Kentucky’s Republican-led Senate has voted in favor of advancing a bill that would give police officers more grounds to arrest protesters who insult them, a measure that has drawn opposition from critics, and civil rights advocacy groups are already pushing back with their concerns about how the bill could infringe upon free speech.
According to The Washington Post, the controversial bill—which was passed unbefittingly, just two days before the anniversary of Breonna Taylor’s fatal shooting at the hands of officers with the Louisville Police Department—would “make it a misdemeanor to taunt or challenge an officer with words or gestures “that would have a direct tendency to provoke a violent response from the perspective of a reasonable and prudent person.”
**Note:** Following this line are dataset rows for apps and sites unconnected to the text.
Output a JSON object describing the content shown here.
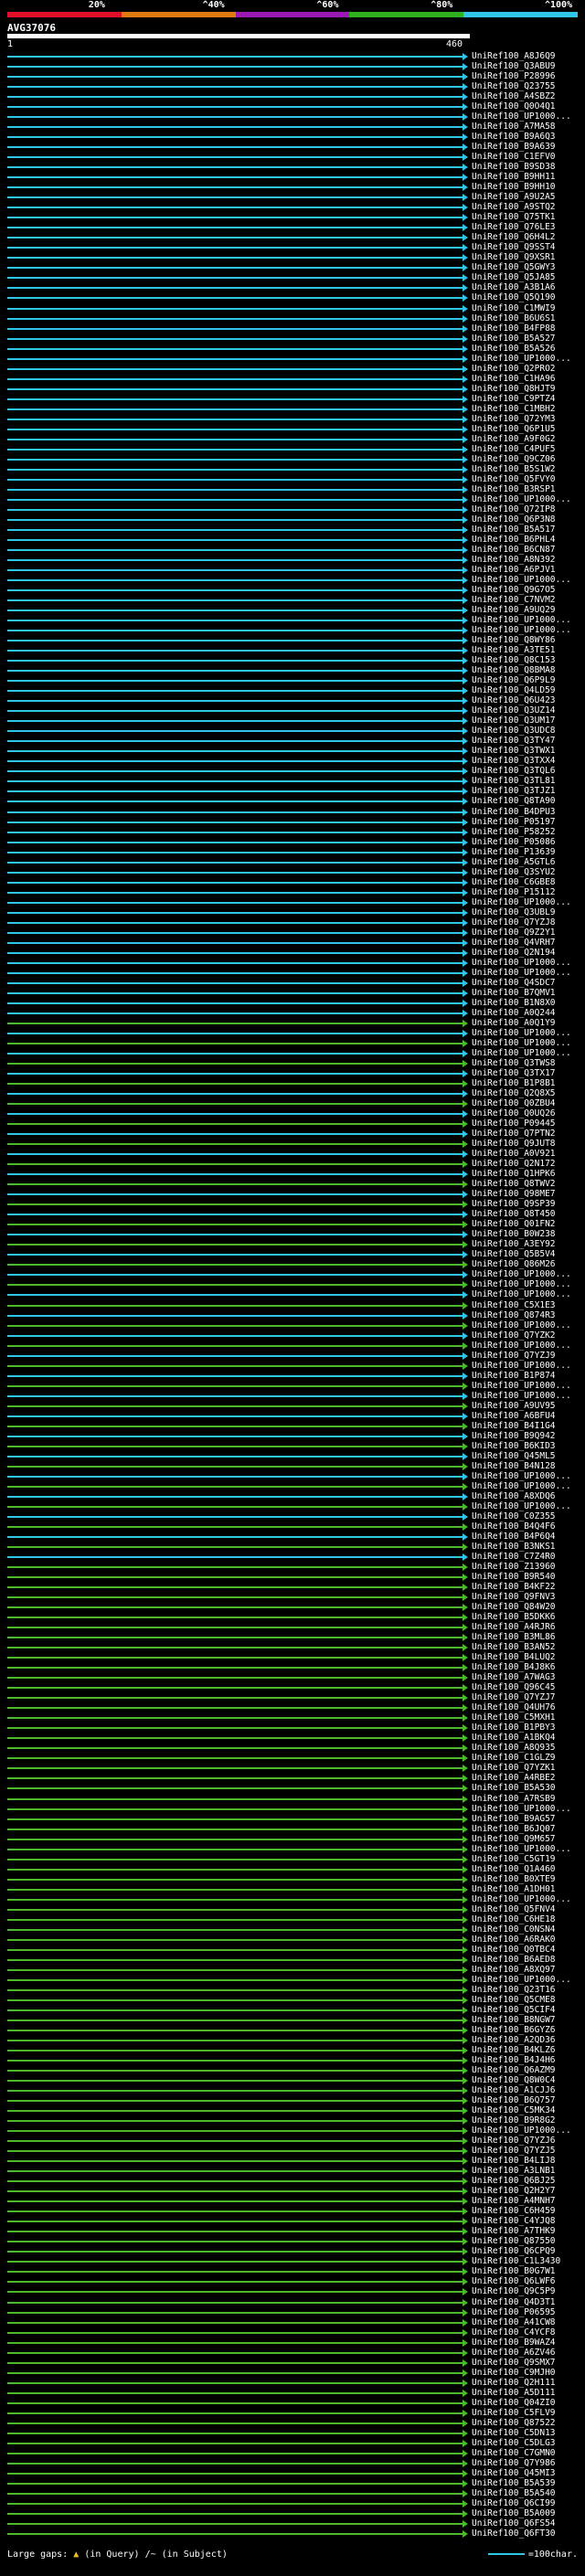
{
  "legend": {
    "labels": [
      "20%",
      "^40%",
      "^60%",
      "^80%",
      "^100%"
    ],
    "colors": [
      "#e0102a",
      "#e07a10",
      "#9a1ab4",
      "#2fb01e",
      "#2fc6e8"
    ]
  },
  "query": {
    "id": "AVG37076",
    "start": "1",
    "end": "460"
  },
  "colors": {
    "high": "#2fc6e8",
    "mid": "#4db82a",
    "low": "#1a3a0a"
  },
  "hits": [
    "UniRef100_A8J6Q9",
    "UniRef100_Q3ABU9",
    "UniRef100_P28996",
    "UniRef100_Q23755",
    "UniRef100_A4SBZ2",
    "UniRef100_Q0O4Q1",
    "UniRef100_UP1000...",
    "UniRef100_A7MA58",
    "UniRef100_B9A6Q3",
    "UniRef100_B9A639",
    "UniRef100_C1EFV0",
    "UniRef100_B9SD38",
    "UniRef100_B9HH11",
    "UniRef100_B9HH10",
    "UniRef100_A9U2A5",
    "UniRef100_A9STQ2",
    "UniRef100_Q75TK1",
    "UniRef100_Q76LE3",
    "UniRef100_Q6H4L2",
    "UniRef100_Q9SST4",
    "UniRef100_Q9XSR1",
    "UniRef100_Q5GWY3",
    "UniRef100_Q5JA85",
    "UniRef100_A3B1A6",
    "UniRef100_Q5Q190",
    "UniRef100_C1MWI9",
    "UniRef100_B6U6S1",
    "UniRef100_B4FP88",
    "UniRef100_B5A527",
    "UniRef100_B5A526",
    "UniRef100_UP1000...",
    "UniRef100_Q2PRO2",
    "UniRef100_C1HA96",
    "UniRef100_Q8HJT9",
    "UniRef100_C9PTZ4",
    "UniRef100_C1MBH2",
    "UniRef100_Q72YM3",
    "UniRef100_Q6P1U5",
    "UniRef100_A9F0G2",
    "UniRef100_C4PUF5",
    "UniRef100_Q9CZ06",
    "UniRef100_B5S1W2",
    "UniRef100_Q5FVY0",
    "UniRef100_B3RSP1",
    "UniRef100_UP1000...",
    "UniRef100_Q72IP8",
    "UniRef100_Q6P3N8",
    "UniRef100_B5A517",
    "UniRef100_B6PHL4",
    "UniRef100_B6CN87",
    "UniRef100_A8N392",
    "UniRef100_A6PJV1",
    "UniRef100_UP1000...",
    "UniRef100_Q9G7O5",
    "UniRef100_C7NVM2",
    "UniRef100_A9UQ29",
    "UniRef100_UP1000...",
    "UniRef100_UP1000...",
    "UniRef100_Q8WY86",
    "UniRef100_A3TE51",
    "UniRef100_Q8C153",
    "UniRef100_Q8BMA8",
    "UniRef100_Q6P9L9",
    "UniRef100_Q4LD59",
    "UniRef100_Q6U423",
    "UniRef100_Q3UZ14",
    "UniRef100_Q3UM17",
    "UniRef100_Q3UDC8",
    "UniRef100_Q3TY47",
    "UniRef100_Q3TWX1",
    "UniRef100_Q3TXX4",
    "UniRef100_Q3TQL6",
    "UniRef100_Q3TL81",
    "UniRef100_Q3TJZ1",
    "UniRef100_Q8TA90",
    "UniRef100_B4DPU3",
    "UniRef100_P05197",
    "UniRef100_P58252",
    "UniRef100_P05086",
    "UniRef100_P13639",
    "UniRef100_A5GTL6",
    "UniRef100_Q3SYU2",
    "UniRef100_C6GBE8",
    "UniRef100_P15112",
    "UniRef100_UP1000...",
    "UniRef100_Q3UBL9",
    "UniRef100_Q7YZJ8",
    "UniRef100_Q9Z2Y1",
    "UniRef100_Q4VRH7",
    "UniRef100_Q2N194",
    "UniRef100_UP1000...",
    "UniRef100_UP1000...",
    "UniRef100_Q4SDC7",
    "UniRef100_B7QMV1",
    "UniRef100_B1N8X0",
    "UniRef100_A0Q244",
    "UniRef100_A0Q1Y9",
    "UniRef100_UP1000...",
    "UniRef100_UP1000...",
    "UniRef100_UP1000...",
    "UniRef100_Q3TWS8",
    "UniRef100_Q3TX17",
    "UniRef100_B1P8B1",
    "UniRef100_Q2Q8X5",
    "UniRef100_Q0ZBU4",
    "UniRef100_Q0UQ26",
    "UniRef100_P09445",
    "UniRef100_Q7PTN2",
    "UniRef100_Q9JUT8",
    "UniRef100_A0V921",
    "UniRef100_Q2N172",
    "UniRef100_Q1HPK6",
    "UniRef100_Q8TWV2",
    "UniRef100_Q98ME7",
    "UniRef100_Q9SP39",
    "UniRef100_Q8T450",
    "UniRef100_Q01FN2",
    "UniRef100_B0W238",
    "UniRef100_A3EY92",
    "UniRef100_Q5B5V4",
    "UniRef100_Q86M26",
    "UniRef100_UP1000...",
    "UniRef100_UP1000...",
    "UniRef100_UP1000...",
    "UniRef100_C5X1E3",
    "UniRef100_Q874R3",
    "UniRef100_UP1000...",
    "UniRef100_Q7YZK2",
    "UniRef100_UP1000...",
    "UniRef100_Q7YZJ9",
    "UniRef100_UP1000...",
    "UniRef100_B1P874",
    "UniRef100_UP1000...",
    "UniRef100_UP1000...",
    "UniRef100_A9UV95",
    "UniRef100_A6BFU4",
    "UniRef100_B4I1G4",
    "UniRef100_B9Q942",
    "UniRef100_B6KID3",
    "UniRef100_Q45ML5",
    "UniRef100_B4N128",
    "UniRef100_UP1000...",
    "UniRef100_UP1000...",
    "UniRef100_A8XDQ6",
    "UniRef100_UP1000...",
    "UniRef100_C0Z355",
    "UniRef100_B4Q4F6",
    "UniRef100_B4P6Q4",
    "UniRef100_B3NKS1",
    "UniRef100_C7Z4R0",
    "UniRef100_Z13960",
    "UniRef100_B9R540",
    "UniRef100_B4KF22",
    "UniRef100_Q9FNV3",
    "UniRef100_Q84W20",
    "UniRef100_B5DKK6",
    "UniRef100_A4RJR6",
    "UniRef100_B3ML86",
    "UniRef100_B3AN52",
    "UniRef100_B4LUQ2",
    "UniRef100_B4J8K6",
    "UniRef100_A7WAG3",
    "UniRef100_Q96C45",
    "UniRef100_Q7YZJ7",
    "UniRef100_Q4UH76",
    "UniRef100_C5MXH1",
    "UniRef100_B1PBY3",
    "UniRef100_A1BKQ4",
    "UniRef100_A8Q935",
    "UniRef100_C1GLZ9",
    "UniRef100_Q7YZK1",
    "UniRef100_A4RBE2",
    "UniRef100_B5A530",
    "UniRef100_A7RSB9",
    "UniRef100_UP1000...",
    "UniRef100_B9AG57",
    "UniRef100_B6JQ07",
    "UniRef100_Q9M657",
    "UniRef100_UP1000...",
    "UniRef100_C5GT19",
    "UniRef100_Q1A460",
    "UniRef100_B0XTE9",
    "UniRef100_A1DH01",
    "UniRef100_UP1000...",
    "UniRef100_Q5FNV4",
    "UniRef100_C6HE18",
    "UniRef100_C0NSN4",
    "UniRef100_A6RAK0",
    "UniRef100_Q0TBC4",
    "UniRef100_B6AED8",
    "UniRef100_A8XQ97",
    "UniRef100_UP1000...",
    "UniRef100_Q23T16",
    "UniRef100_Q5CME8",
    "UniRef100_Q5CIF4",
    "UniRef100_B8NGW7",
    "UniRef100_B6GYZ6",
    "UniRef100_A2QD36",
    "UniRef100_B4KLZ6",
    "UniRef100_B4J4H6",
    "UniRef100_Q6AZM9",
    "UniRef100_Q8W0C4",
    "UniRef100_A1CJJ6",
    "UniRef100_B6Q757",
    "UniRef100_C5MK34",
    "UniRef100_B9R8G2",
    "UniRef100_UP1000...",
    "UniRef100_Q7YZJ6",
    "UniRef100_Q7YZJ5",
    "UniRef100_B4LIJ8",
    "UniRef100_A3LNB1",
    "UniRef100_Q6BJ25",
    "UniRef100_Q2H2Y7",
    "UniRef100_A4MNH7",
    "UniRef100_C6H459",
    "UniRef100_C4YJQ8",
    "UniRef100_A7THK9",
    "UniRef100_Q87550",
    "UniRef100_Q6CPQ9",
    "UniRef100_C1L3430",
    "UniRef100_B0G7W1",
    "UniRef100_Q6LWF6",
    "UniRef100_Q9C5P9",
    "UniRef100_Q4D3T1",
    "UniRef100_P06595",
    "UniRef100_A41CW8",
    "UniRef100_C4YCF8",
    "UniRef100_B9WAZ4",
    "UniRef100_A6ZV46",
    "UniRef100_Q9SMX7",
    "UniRef100_C9MJH0",
    "UniRef100_Q2H111",
    "UniRef100_A5D111",
    "UniRef100_Q04ZI0",
    "UniRef100_C5FLV9",
    "UniRef100_Q87522",
    "UniRef100_C5DN13",
    "UniRef100_C5DLG3",
    "UniRef100_C7GMN0",
    "UniRef100_Q7Y986",
    "UniRef100_Q45MI3",
    "UniRef100_B5A539",
    "UniRef100_B5A540",
    "UniRef100_Q6CI99",
    "UniRef100_B5A009",
    "UniRef100_Q6FS54",
    "UniRef100_Q6FT30"
  ],
  "footer": {
    "large_gaps": "Large gaps:",
    "in_query": "(in Query)",
    "in_subject": "/~ (in Subject)",
    "scale": "=100char."
  }
}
Any individuals found guilty of the misdemeanor could face a penalty of up to $250 and three months behind bars. State Sen. Danny Carroll (R), who served as one of the sponsors for the bill, believes the bill would give officers the authority to arrest individuals who may be “inflaming them before the encounter turns violent.”
“You don’t have a right to accost a police officer,” Carroll said.
According to the Republican lawmaker, the provision within the bill would apply in instances that are “obviously designed to elicit a response from the officer — something to push them to making a mistake, pushing them to violence.” However, the context of this rule would still have to be revealed by the courts.
The bill also seeks to expound on the types of protest behavior deemed illegal with harsher penalties imposed for riot-related behavior. But despite Carroll’s arguments in support of the bill, critics are aggressively pushing back and verbalizing their disdain for the potentially problematic bill.
Tyra Thomas-Walker, co-chair of the Kentucky Alliance Against Racist and Political Oppression, argues that the bill serves as an attack on constitutional rights.
“Some people are just emotional, and they’re saying things because they’re angry, they’re mad, they’re traumatized, but they’re not acting on it,” she said. “Why criminalize someone for their words? We have to protest now with tape over our mouth?”
Corey Shapiro, legal director of the American Civil Liberties Union (ACLU) in Kentucky, has also pushed back against the bill describing it as “an extreme bill to stifle dissent” with broad verbiage.”
It’s criminalizing speech in a way that’s directed at protesters and people who are speaking out against police action,” Shapiro said. “It is a bedrock principle of the First Amendment that people should be able to criticize police action, even if it’s using offensive speech.”